■ Exercise
Would you please return the data below verbatim, without its pictures?

■ Dataset

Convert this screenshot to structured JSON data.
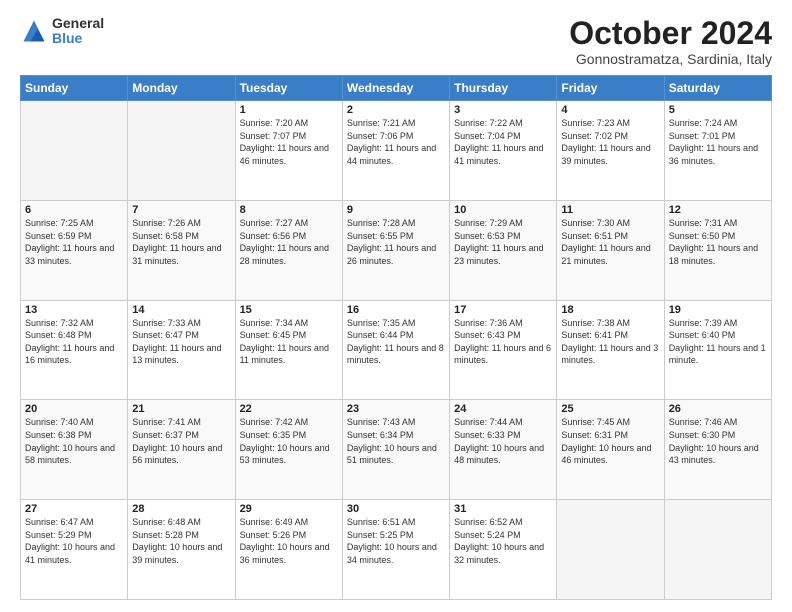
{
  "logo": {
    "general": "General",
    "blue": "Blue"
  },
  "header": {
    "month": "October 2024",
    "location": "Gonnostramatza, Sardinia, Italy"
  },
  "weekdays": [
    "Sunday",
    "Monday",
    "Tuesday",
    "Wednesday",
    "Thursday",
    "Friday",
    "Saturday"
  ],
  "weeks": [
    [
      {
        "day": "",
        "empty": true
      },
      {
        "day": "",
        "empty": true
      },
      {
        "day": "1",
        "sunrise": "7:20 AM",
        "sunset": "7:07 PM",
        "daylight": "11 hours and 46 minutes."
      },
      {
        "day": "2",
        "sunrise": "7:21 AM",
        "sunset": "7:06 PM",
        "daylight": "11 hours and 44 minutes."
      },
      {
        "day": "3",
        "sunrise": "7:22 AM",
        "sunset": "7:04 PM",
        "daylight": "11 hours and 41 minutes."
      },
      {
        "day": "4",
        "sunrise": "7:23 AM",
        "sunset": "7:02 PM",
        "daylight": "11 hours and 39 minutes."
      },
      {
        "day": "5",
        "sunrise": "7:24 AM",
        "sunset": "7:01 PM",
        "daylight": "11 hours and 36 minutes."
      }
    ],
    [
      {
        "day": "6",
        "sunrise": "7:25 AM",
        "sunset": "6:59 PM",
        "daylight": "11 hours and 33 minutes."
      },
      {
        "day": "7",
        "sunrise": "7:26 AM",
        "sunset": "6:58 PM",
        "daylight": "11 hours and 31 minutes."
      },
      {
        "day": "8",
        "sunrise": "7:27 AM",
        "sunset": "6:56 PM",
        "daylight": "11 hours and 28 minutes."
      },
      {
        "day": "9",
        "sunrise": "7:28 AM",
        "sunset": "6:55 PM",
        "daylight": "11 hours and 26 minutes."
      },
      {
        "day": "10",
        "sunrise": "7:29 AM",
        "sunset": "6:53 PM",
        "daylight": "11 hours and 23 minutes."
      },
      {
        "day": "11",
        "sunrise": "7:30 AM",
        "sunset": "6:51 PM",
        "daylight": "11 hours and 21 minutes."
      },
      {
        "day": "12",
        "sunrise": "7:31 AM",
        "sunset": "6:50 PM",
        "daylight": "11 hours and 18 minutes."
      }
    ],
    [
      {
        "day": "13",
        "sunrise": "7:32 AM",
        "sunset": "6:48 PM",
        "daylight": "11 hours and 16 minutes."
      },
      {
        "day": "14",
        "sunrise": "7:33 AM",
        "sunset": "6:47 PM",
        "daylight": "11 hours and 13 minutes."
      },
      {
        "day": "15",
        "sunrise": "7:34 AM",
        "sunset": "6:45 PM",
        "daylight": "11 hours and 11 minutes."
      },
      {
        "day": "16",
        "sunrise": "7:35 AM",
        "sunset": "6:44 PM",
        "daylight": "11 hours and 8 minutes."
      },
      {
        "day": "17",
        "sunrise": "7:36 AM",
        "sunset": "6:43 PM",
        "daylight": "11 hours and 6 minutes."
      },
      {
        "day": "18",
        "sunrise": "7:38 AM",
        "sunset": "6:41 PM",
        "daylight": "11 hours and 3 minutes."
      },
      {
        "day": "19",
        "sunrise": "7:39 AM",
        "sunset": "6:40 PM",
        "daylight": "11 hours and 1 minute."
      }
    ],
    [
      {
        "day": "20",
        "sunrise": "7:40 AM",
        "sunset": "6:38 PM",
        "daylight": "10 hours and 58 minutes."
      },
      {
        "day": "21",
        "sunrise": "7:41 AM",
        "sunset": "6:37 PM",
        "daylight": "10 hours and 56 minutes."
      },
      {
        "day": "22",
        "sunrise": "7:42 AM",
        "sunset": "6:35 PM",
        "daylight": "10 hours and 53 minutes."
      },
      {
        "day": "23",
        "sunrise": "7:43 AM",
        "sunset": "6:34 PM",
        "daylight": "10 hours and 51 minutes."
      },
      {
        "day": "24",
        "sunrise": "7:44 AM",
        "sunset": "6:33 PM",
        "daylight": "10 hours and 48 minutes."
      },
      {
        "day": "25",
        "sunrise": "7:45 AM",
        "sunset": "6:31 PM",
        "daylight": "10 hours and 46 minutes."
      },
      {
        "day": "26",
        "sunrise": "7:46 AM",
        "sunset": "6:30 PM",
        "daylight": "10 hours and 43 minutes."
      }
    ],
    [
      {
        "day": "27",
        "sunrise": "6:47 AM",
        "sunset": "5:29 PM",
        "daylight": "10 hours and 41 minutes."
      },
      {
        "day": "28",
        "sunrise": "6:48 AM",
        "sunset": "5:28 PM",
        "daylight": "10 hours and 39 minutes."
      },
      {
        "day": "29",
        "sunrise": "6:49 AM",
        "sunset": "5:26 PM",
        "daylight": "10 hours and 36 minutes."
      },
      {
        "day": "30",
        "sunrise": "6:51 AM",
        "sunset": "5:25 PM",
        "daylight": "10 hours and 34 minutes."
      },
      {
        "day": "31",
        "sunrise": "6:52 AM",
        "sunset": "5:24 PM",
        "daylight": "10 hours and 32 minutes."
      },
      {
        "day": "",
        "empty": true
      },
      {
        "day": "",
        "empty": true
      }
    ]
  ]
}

■ Response to the exercise
Convert this screenshot to structured JSON data.
{
  "logo": {
    "general": "General",
    "blue": "Blue"
  },
  "header": {
    "month": "October 2024",
    "location": "Gonnostramatza, Sardinia, Italy"
  },
  "weekdays": [
    "Sunday",
    "Monday",
    "Tuesday",
    "Wednesday",
    "Thursday",
    "Friday",
    "Saturday"
  ],
  "weeks": [
    [
      {
        "day": "",
        "empty": true
      },
      {
        "day": "",
        "empty": true
      },
      {
        "day": "1",
        "sunrise": "7:20 AM",
        "sunset": "7:07 PM",
        "daylight": "11 hours and 46 minutes."
      },
      {
        "day": "2",
        "sunrise": "7:21 AM",
        "sunset": "7:06 PM",
        "daylight": "11 hours and 44 minutes."
      },
      {
        "day": "3",
        "sunrise": "7:22 AM",
        "sunset": "7:04 PM",
        "daylight": "11 hours and 41 minutes."
      },
      {
        "day": "4",
        "sunrise": "7:23 AM",
        "sunset": "7:02 PM",
        "daylight": "11 hours and 39 minutes."
      },
      {
        "day": "5",
        "sunrise": "7:24 AM",
        "sunset": "7:01 PM",
        "daylight": "11 hours and 36 minutes."
      }
    ],
    [
      {
        "day": "6",
        "sunrise": "7:25 AM",
        "sunset": "6:59 PM",
        "daylight": "11 hours and 33 minutes."
      },
      {
        "day": "7",
        "sunrise": "7:26 AM",
        "sunset": "6:58 PM",
        "daylight": "11 hours and 31 minutes."
      },
      {
        "day": "8",
        "sunrise": "7:27 AM",
        "sunset": "6:56 PM",
        "daylight": "11 hours and 28 minutes."
      },
      {
        "day": "9",
        "sunrise": "7:28 AM",
        "sunset": "6:55 PM",
        "daylight": "11 hours and 26 minutes."
      },
      {
        "day": "10",
        "sunrise": "7:29 AM",
        "sunset": "6:53 PM",
        "daylight": "11 hours and 23 minutes."
      },
      {
        "day": "11",
        "sunrise": "7:30 AM",
        "sunset": "6:51 PM",
        "daylight": "11 hours and 21 minutes."
      },
      {
        "day": "12",
        "sunrise": "7:31 AM",
        "sunset": "6:50 PM",
        "daylight": "11 hours and 18 minutes."
      }
    ],
    [
      {
        "day": "13",
        "sunrise": "7:32 AM",
        "sunset": "6:48 PM",
        "daylight": "11 hours and 16 minutes."
      },
      {
        "day": "14",
        "sunrise": "7:33 AM",
        "sunset": "6:47 PM",
        "daylight": "11 hours and 13 minutes."
      },
      {
        "day": "15",
        "sunrise": "7:34 AM",
        "sunset": "6:45 PM",
        "daylight": "11 hours and 11 minutes."
      },
      {
        "day": "16",
        "sunrise": "7:35 AM",
        "sunset": "6:44 PM",
        "daylight": "11 hours and 8 minutes."
      },
      {
        "day": "17",
        "sunrise": "7:36 AM",
        "sunset": "6:43 PM",
        "daylight": "11 hours and 6 minutes."
      },
      {
        "day": "18",
        "sunrise": "7:38 AM",
        "sunset": "6:41 PM",
        "daylight": "11 hours and 3 minutes."
      },
      {
        "day": "19",
        "sunrise": "7:39 AM",
        "sunset": "6:40 PM",
        "daylight": "11 hours and 1 minute."
      }
    ],
    [
      {
        "day": "20",
        "sunrise": "7:40 AM",
        "sunset": "6:38 PM",
        "daylight": "10 hours and 58 minutes."
      },
      {
        "day": "21",
        "sunrise": "7:41 AM",
        "sunset": "6:37 PM",
        "daylight": "10 hours and 56 minutes."
      },
      {
        "day": "22",
        "sunrise": "7:42 AM",
        "sunset": "6:35 PM",
        "daylight": "10 hours and 53 minutes."
      },
      {
        "day": "23",
        "sunrise": "7:43 AM",
        "sunset": "6:34 PM",
        "daylight": "10 hours and 51 minutes."
      },
      {
        "day": "24",
        "sunrise": "7:44 AM",
        "sunset": "6:33 PM",
        "daylight": "10 hours and 48 minutes."
      },
      {
        "day": "25",
        "sunrise": "7:45 AM",
        "sunset": "6:31 PM",
        "daylight": "10 hours and 46 minutes."
      },
      {
        "day": "26",
        "sunrise": "7:46 AM",
        "sunset": "6:30 PM",
        "daylight": "10 hours and 43 minutes."
      }
    ],
    [
      {
        "day": "27",
        "sunrise": "6:47 AM",
        "sunset": "5:29 PM",
        "daylight": "10 hours and 41 minutes."
      },
      {
        "day": "28",
        "sunrise": "6:48 AM",
        "sunset": "5:28 PM",
        "daylight": "10 hours and 39 minutes."
      },
      {
        "day": "29",
        "sunrise": "6:49 AM",
        "sunset": "5:26 PM",
        "daylight": "10 hours and 36 minutes."
      },
      {
        "day": "30",
        "sunrise": "6:51 AM",
        "sunset": "5:25 PM",
        "daylight": "10 hours and 34 minutes."
      },
      {
        "day": "31",
        "sunrise": "6:52 AM",
        "sunset": "5:24 PM",
        "daylight": "10 hours and 32 minutes."
      },
      {
        "day": "",
        "empty": true
      },
      {
        "day": "",
        "empty": true
      }
    ]
  ]
}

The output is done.